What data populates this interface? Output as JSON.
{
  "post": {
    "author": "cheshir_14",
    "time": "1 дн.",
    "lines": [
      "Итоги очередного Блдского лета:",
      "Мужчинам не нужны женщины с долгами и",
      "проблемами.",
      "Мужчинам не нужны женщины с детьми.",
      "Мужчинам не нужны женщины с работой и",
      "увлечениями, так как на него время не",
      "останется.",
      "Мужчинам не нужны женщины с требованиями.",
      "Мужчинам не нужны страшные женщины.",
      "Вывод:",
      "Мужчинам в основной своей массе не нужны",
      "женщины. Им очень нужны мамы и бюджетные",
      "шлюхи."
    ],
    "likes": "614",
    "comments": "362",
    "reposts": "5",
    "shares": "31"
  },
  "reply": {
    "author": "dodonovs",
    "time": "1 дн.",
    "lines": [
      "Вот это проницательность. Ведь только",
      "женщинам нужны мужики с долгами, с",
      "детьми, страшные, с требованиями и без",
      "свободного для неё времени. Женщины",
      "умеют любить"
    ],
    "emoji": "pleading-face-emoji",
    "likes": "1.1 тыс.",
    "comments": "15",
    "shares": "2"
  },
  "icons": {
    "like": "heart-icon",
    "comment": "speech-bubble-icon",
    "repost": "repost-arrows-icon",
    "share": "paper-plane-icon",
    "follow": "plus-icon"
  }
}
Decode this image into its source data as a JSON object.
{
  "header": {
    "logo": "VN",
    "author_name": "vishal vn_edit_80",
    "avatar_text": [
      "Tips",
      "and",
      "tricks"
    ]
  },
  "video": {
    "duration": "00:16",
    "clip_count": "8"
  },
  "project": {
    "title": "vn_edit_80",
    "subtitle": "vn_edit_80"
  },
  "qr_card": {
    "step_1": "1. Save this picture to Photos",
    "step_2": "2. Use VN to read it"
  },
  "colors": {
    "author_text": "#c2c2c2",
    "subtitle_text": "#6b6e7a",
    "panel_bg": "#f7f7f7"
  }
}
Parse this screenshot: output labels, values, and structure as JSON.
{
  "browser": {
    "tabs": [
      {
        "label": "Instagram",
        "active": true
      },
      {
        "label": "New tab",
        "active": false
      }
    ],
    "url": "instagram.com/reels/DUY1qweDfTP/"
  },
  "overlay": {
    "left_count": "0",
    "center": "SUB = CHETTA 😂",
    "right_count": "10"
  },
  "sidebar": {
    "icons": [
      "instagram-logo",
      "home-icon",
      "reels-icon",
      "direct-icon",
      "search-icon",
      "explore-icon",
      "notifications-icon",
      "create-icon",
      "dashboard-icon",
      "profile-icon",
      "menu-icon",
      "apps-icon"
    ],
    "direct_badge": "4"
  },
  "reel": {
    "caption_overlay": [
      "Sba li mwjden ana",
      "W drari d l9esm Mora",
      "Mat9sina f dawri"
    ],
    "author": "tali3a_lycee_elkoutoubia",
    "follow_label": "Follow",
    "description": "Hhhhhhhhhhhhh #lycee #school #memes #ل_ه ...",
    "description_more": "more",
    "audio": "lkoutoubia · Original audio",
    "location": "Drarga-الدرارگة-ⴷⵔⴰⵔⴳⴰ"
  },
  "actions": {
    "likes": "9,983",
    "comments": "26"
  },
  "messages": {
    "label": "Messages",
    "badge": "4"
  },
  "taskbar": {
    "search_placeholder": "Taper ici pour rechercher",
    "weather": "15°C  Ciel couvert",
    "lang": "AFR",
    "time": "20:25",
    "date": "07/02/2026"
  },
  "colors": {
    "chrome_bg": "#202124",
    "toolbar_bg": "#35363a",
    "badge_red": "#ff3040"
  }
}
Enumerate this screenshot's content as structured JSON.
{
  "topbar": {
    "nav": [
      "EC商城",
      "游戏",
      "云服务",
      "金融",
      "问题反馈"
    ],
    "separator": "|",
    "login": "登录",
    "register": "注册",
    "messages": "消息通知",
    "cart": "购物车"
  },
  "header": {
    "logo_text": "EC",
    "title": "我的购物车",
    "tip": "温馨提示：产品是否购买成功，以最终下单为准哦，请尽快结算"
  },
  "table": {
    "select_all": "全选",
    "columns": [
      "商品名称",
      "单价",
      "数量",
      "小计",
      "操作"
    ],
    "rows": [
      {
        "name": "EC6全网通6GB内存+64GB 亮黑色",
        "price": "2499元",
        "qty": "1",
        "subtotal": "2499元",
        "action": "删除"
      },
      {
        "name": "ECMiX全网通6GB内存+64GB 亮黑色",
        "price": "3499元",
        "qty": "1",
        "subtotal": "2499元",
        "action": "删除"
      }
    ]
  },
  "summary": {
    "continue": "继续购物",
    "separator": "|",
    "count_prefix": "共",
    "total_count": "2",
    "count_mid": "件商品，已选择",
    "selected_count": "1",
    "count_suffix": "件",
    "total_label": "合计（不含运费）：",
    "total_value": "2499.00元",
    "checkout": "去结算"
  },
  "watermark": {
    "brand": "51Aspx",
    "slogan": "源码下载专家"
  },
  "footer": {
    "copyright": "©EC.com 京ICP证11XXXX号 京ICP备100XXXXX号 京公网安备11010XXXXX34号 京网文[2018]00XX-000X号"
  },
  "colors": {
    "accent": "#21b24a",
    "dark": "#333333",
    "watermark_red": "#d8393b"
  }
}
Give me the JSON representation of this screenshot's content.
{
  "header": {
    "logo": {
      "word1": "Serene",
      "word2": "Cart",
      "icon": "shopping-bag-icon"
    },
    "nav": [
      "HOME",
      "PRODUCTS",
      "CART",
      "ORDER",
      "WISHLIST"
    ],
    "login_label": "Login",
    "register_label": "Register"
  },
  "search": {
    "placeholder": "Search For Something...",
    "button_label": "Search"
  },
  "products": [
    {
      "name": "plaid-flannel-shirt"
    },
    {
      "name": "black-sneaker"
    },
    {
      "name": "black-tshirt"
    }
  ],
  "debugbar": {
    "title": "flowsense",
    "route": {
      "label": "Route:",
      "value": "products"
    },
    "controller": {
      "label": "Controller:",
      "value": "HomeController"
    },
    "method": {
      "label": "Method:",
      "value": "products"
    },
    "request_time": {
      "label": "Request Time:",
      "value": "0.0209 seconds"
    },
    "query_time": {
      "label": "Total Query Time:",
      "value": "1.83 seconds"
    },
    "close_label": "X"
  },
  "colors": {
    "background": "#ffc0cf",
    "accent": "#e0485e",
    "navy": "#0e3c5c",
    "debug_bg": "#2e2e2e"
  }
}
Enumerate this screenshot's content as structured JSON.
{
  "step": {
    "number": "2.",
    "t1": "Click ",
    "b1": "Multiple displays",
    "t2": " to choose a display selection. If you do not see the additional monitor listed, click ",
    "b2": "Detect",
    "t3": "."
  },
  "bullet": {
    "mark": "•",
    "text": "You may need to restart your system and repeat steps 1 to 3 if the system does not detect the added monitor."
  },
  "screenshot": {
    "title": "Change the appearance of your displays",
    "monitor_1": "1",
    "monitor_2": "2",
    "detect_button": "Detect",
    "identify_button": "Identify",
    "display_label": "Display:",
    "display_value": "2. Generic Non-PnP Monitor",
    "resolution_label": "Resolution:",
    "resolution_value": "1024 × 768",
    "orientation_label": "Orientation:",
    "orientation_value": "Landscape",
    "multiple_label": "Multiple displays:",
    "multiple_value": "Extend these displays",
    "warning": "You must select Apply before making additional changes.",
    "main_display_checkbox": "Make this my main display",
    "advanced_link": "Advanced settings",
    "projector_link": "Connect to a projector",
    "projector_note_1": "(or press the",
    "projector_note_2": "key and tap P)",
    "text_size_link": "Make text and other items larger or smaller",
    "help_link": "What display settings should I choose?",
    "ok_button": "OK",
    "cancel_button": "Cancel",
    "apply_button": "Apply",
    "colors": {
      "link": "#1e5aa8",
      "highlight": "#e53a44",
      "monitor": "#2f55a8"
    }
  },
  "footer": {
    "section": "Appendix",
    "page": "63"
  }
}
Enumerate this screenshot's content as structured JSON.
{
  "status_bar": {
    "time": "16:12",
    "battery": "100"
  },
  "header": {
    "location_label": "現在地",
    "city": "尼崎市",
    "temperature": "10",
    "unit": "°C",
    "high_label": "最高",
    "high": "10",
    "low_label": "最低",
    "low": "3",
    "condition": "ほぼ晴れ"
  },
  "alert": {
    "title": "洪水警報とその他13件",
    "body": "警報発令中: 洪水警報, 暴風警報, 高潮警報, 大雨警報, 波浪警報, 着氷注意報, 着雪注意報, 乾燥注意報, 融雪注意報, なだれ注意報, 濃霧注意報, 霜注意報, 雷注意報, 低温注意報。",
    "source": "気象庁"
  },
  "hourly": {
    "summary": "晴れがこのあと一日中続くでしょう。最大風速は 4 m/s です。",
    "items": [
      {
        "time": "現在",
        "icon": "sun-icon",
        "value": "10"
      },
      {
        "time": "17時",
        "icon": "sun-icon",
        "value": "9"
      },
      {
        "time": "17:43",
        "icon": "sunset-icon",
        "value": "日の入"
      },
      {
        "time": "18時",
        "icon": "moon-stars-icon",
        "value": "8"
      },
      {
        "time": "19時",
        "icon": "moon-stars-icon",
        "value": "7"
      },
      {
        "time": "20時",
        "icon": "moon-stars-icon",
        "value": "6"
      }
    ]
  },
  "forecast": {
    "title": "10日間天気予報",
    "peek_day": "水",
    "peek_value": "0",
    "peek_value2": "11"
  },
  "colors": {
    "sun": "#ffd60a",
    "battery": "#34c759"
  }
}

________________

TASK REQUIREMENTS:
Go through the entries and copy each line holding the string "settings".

RESPONSE TO THE TASK:
    "advanced_link": "Advanced settings",
    "help_link": "What display settings should I choose?",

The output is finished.